• **To do**
Retype the entries exactly; omit all pictures.
**** Dataset excerpts
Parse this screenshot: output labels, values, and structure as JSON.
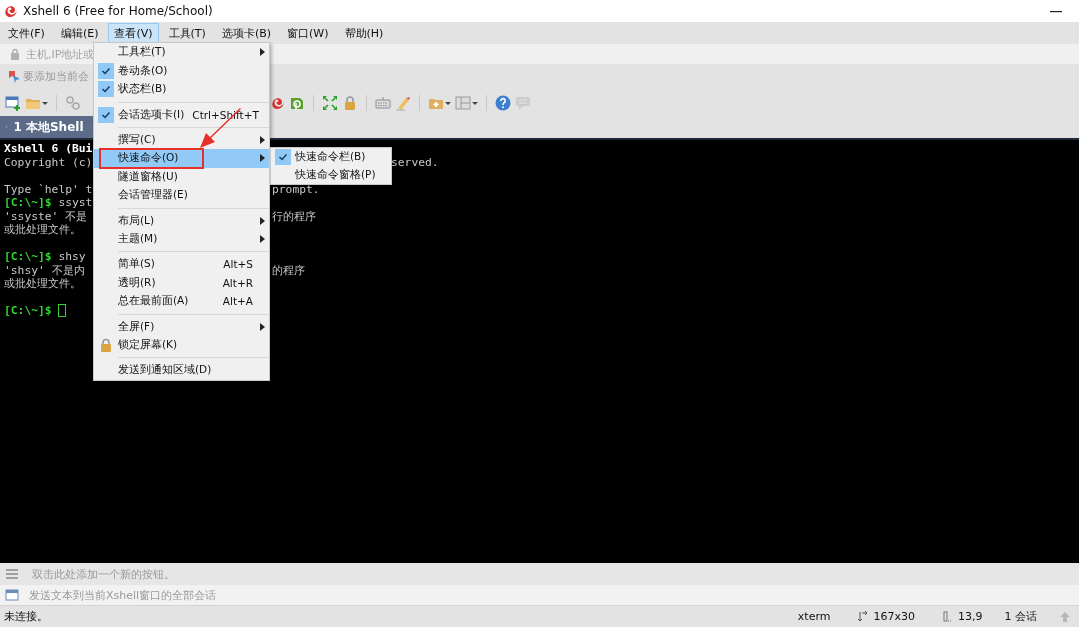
{
  "window": {
    "title": "Xshell 6 (Free for Home/School)"
  },
  "menu_bar": [
    {
      "label": "文件(F)",
      "selected": false
    },
    {
      "label": "编辑(E)",
      "selected": false
    },
    {
      "label": "查看(V)",
      "selected": true
    },
    {
      "label": "工具(T)",
      "selected": false
    },
    {
      "label": "选项卡(B)",
      "selected": false
    },
    {
      "label": "窗口(W)",
      "selected": false
    },
    {
      "label": "帮助(H)",
      "selected": false
    }
  ],
  "address_bar": {
    "placeholder": "主机,IP地址或"
  },
  "links_bar": {
    "text": "要添加当前会"
  },
  "tabs": [
    {
      "label": "1 本地Shell",
      "selected": true
    }
  ],
  "terminal": {
    "lines": [
      {
        "kind": "text",
        "bold": true,
        "left": "Xshell 6 (Bui"
      },
      {
        "kind": "text",
        "bold": false,
        "left": "Copyright (c)",
        "right": "served."
      },
      {
        "kind": "blank"
      },
      {
        "kind": "text",
        "bold": false,
        "left": "Type `help' t",
        "mid": "prompt."
      },
      {
        "kind": "prompt",
        "prompt": "[C:\\~]$",
        "command": "ssyst",
        "cursor": false
      },
      {
        "kind": "text",
        "bold": false,
        "left": "'ssyste' 不是",
        "mid": "行的程序"
      },
      {
        "kind": "text",
        "bold": false,
        "left": "或批处理文件。"
      },
      {
        "kind": "blank"
      },
      {
        "kind": "prompt",
        "prompt": "[C:\\~]$",
        "command": "shsy",
        "cursor": false
      },
      {
        "kind": "text",
        "bold": false,
        "left": "'shsy' 不是内",
        "mid": "的程序"
      },
      {
        "kind": "text",
        "bold": false,
        "left": "或批处理文件。"
      },
      {
        "kind": "blank"
      },
      {
        "kind": "prompt",
        "prompt": "[C:\\~]$",
        "cursor": true
      }
    ]
  },
  "view_menu": [
    {
      "kind": "item",
      "label": "工具栏(T)",
      "checked": false,
      "submenu": true,
      "selected": false
    },
    {
      "kind": "item",
      "label": "卷动条(O)",
      "checked": true,
      "submenu": false,
      "selected": false
    },
    {
      "kind": "item",
      "label": "状态栏(B)",
      "checked": true,
      "submenu": false,
      "selected": false
    },
    {
      "kind": "separator"
    },
    {
      "kind": "item",
      "label": "会话选项卡(I)",
      "checked": true,
      "shortcut": "Ctrl+Shift+T",
      "submenu": false,
      "selected": false
    },
    {
      "kind": "separator"
    },
    {
      "kind": "item",
      "label": "撰写(C)",
      "checked": false,
      "submenu": true,
      "selected": false
    },
    {
      "kind": "item",
      "label": "快速命令(O)",
      "checked": false,
      "submenu": true,
      "selected": true,
      "annotated": true,
      "children": [
        {
          "label": "快速命令栏(B)",
          "checked": true
        },
        {
          "label": "快速命令窗格(P)",
          "checked": false
        }
      ]
    },
    {
      "kind": "item",
      "label": "隧道窗格(U)",
      "checked": false,
      "submenu": false,
      "selected": false
    },
    {
      "kind": "item",
      "label": "会话管理器(E)",
      "checked": false,
      "submenu": false,
      "selected": false
    },
    {
      "kind": "separator"
    },
    {
      "kind": "item",
      "label": "布局(L)",
      "checked": false,
      "submenu": true,
      "selected": false
    },
    {
      "kind": "item",
      "label": "主题(M)",
      "checked": false,
      "submenu": true,
      "selected": false
    },
    {
      "kind": "separator"
    },
    {
      "kind": "item",
      "label": "简单(S)",
      "checked": false,
      "shortcut": "Alt+S",
      "submenu": false,
      "selected": false
    },
    {
      "kind": "item",
      "label": "透明(R)",
      "checked": false,
      "shortcut": "Alt+R",
      "submenu": false,
      "selected": false
    },
    {
      "kind": "item",
      "label": "总在最前面(A)",
      "checked": false,
      "shortcut": "Alt+A",
      "submenu": false,
      "selected": false
    },
    {
      "kind": "separator"
    },
    {
      "kind": "item",
      "label": "全屏(F)",
      "checked": false,
      "submenu": true,
      "selected": false
    },
    {
      "kind": "item",
      "label": "锁定屏幕(K)",
      "checked": false,
      "submenu": false,
      "selected": false,
      "lock_icon": true
    },
    {
      "kind": "separator"
    },
    {
      "kind": "item",
      "label": "发送到通知区域(D)",
      "checked": false,
      "submenu": false,
      "selected": false
    }
  ],
  "quick_command_bar": {
    "text": "双击此处添加一个新的按钮。"
  },
  "compose_bar": {
    "text": "发送文本到当前Xshell窗口的全部会话"
  },
  "status_bar": {
    "message": "未连接。",
    "terminal": "xterm",
    "size": "167x30",
    "cursor": "13,9",
    "sessions": "1 会话"
  }
}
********
• **Solution for this task**
Parse this screenshot: output labels, values, and structure as JSON.
{
  "window": {
    "title": "Xshell 6 (Free for Home/School)"
  },
  "menu_bar": [
    {
      "label": "文件(F)",
      "selected": false
    },
    {
      "label": "编辑(E)",
      "selected": false
    },
    {
      "label": "查看(V)",
      "selected": true
    },
    {
      "label": "工具(T)",
      "selected": false
    },
    {
      "label": "选项卡(B)",
      "selected": false
    },
    {
      "label": "窗口(W)",
      "selected": false
    },
    {
      "label": "帮助(H)",
      "selected": false
    }
  ],
  "address_bar": {
    "placeholder": "主机,IP地址或"
  },
  "links_bar": {
    "text": "要添加当前会"
  },
  "tabs": [
    {
      "label": "1 本地Shell",
      "selected": true
    }
  ],
  "terminal": {
    "lines": [
      {
        "kind": "text",
        "bold": true,
        "left": "Xshell 6 (Bui"
      },
      {
        "kind": "text",
        "bold": false,
        "left": "Copyright (c)",
        "right": "served."
      },
      {
        "kind": "blank"
      },
      {
        "kind": "text",
        "bold": false,
        "left": "Type `help' t",
        "mid": "prompt."
      },
      {
        "kind": "prompt",
        "prompt": "[C:\\~]$",
        "command": "ssyst",
        "cursor": false
      },
      {
        "kind": "text",
        "bold": false,
        "left": "'ssyste' 不是",
        "mid": "行的程序"
      },
      {
        "kind": "text",
        "bold": false,
        "left": "或批处理文件。"
      },
      {
        "kind": "blank"
      },
      {
        "kind": "prompt",
        "prompt": "[C:\\~]$",
        "command": "shsy",
        "cursor": false
      },
      {
        "kind": "text",
        "bold": false,
        "left": "'shsy' 不是内",
        "mid": "的程序"
      },
      {
        "kind": "text",
        "bold": false,
        "left": "或批处理文件。"
      },
      {
        "kind": "blank"
      },
      {
        "kind": "prompt",
        "prompt": "[C:\\~]$",
        "cursor": true
      }
    ]
  },
  "view_menu": [
    {
      "kind": "item",
      "label": "工具栏(T)",
      "checked": false,
      "submenu": true,
      "selected": false
    },
    {
      "kind": "item",
      "label": "卷动条(O)",
      "checked": true,
      "submenu": false,
      "selected": false
    },
    {
      "kind": "item",
      "label": "状态栏(B)",
      "checked": true,
      "submenu": false,
      "selected": false
    },
    {
      "kind": "separator"
    },
    {
      "kind": "item",
      "label": "会话选项卡(I)",
      "checked": true,
      "shortcut": "Ctrl+Shift+T",
      "submenu": false,
      "selected": false
    },
    {
      "kind": "separator"
    },
    {
      "kind": "item",
      "label": "撰写(C)",
      "checked": false,
      "submenu": true,
      "selected": false
    },
    {
      "kind": "item",
      "label": "快速命令(O)",
      "checked": false,
      "submenu": true,
      "selected": true,
      "annotated": true,
      "children": [
        {
          "label": "快速命令栏(B)",
          "checked": true
        },
        {
          "label": "快速命令窗格(P)",
          "checked": false
        }
      ]
    },
    {
      "kind": "item",
      "label": "隧道窗格(U)",
      "checked": false,
      "submenu": false,
      "selected": false
    },
    {
      "kind": "item",
      "label": "会话管理器(E)",
      "checked": false,
      "submenu": false,
      "selected": false
    },
    {
      "kind": "separator"
    },
    {
      "kind": "item",
      "label": "布局(L)",
      "checked": false,
      "submenu": true,
      "selected": false
    },
    {
      "kind": "item",
      "label": "主题(M)",
      "checked": false,
      "submenu": true,
      "selected": false
    },
    {
      "kind": "separator"
    },
    {
      "kind": "item",
      "label": "简单(S)",
      "checked": false,
      "shortcut": "Alt+S",
      "submenu": false,
      "selected": false
    },
    {
      "kind": "item",
      "label": "透明(R)",
      "checked": false,
      "shortcut": "Alt+R",
      "submenu": false,
      "selected": false
    },
    {
      "kind": "item",
      "label": "总在最前面(A)",
      "checked": false,
      "shortcut": "Alt+A",
      "submenu": false,
      "selected": false
    },
    {
      "kind": "separator"
    },
    {
      "kind": "item",
      "label": "全屏(F)",
      "checked": false,
      "submenu": true,
      "selected": false
    },
    {
      "kind": "item",
      "label": "锁定屏幕(K)",
      "checked": false,
      "submenu": false,
      "selected": false,
      "lock_icon": true
    },
    {
      "kind": "separator"
    },
    {
      "kind": "item",
      "label": "发送到通知区域(D)",
      "checked": false,
      "submenu": false,
      "selected": false
    }
  ],
  "quick_command_bar": {
    "text": "双击此处添加一个新的按钮。"
  },
  "compose_bar": {
    "text": "发送文本到当前Xshell窗口的全部会话"
  },
  "status_bar": {
    "message": "未连接。",
    "terminal": "xterm",
    "size": "167x30",
    "cursor": "13,9",
    "sessions": "1 会话"
  }
}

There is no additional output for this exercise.